> [DATA FOR PROCESSING]
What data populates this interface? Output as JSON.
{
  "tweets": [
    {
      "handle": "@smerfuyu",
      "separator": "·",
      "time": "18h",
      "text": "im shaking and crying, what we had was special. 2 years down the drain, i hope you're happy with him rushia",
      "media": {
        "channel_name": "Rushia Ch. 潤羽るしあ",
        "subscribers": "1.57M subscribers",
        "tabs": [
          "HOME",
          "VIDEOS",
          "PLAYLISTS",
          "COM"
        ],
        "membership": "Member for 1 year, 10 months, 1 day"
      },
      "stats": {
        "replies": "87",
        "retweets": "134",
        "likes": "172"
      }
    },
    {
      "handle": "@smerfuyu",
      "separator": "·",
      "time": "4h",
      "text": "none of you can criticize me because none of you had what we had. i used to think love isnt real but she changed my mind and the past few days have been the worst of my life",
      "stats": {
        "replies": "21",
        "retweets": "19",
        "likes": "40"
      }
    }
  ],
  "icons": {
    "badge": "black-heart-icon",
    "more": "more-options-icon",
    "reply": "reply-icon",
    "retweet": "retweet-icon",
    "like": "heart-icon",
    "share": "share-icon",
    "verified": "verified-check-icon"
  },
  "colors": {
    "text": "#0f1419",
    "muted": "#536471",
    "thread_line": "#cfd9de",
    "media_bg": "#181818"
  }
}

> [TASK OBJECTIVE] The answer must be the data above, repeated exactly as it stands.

> [EXERCISE SOLUTION]
What data populates this interface? Output as JSON.
{
  "tweets": [
    {
      "handle": "@smerfuyu",
      "separator": "·",
      "time": "18h",
      "text": "im shaking and crying, what we had was special. 2 years down the drain, i hope you're happy with him rushia",
      "media": {
        "channel_name": "Rushia Ch. 潤羽るしあ",
        "subscribers": "1.57M subscribers",
        "tabs": [
          "HOME",
          "VIDEOS",
          "PLAYLISTS",
          "COM"
        ],
        "membership": "Member for 1 year, 10 months, 1 day"
      },
      "stats": {
        "replies": "87",
        "retweets": "134",
        "likes": "172"
      }
    },
    {
      "handle": "@smerfuyu",
      "separator": "·",
      "time": "4h",
      "text": "none of you can criticize me because none of you had what we had. i used to think love isnt real but she changed my mind and the past few days have been the worst of my life",
      "stats": {
        "replies": "21",
        "retweets": "19",
        "likes": "40"
      }
    }
  ],
  "icons": {
    "badge": "black-heart-icon",
    "more": "more-options-icon",
    "reply": "reply-icon",
    "retweet": "retweet-icon",
    "like": "heart-icon",
    "share": "share-icon",
    "verified": "verified-check-icon"
  },
  "colors": {
    "text": "#0f1419",
    "muted": "#536471",
    "thread_line": "#cfd9de",
    "media_bg": "#181818"
  }
}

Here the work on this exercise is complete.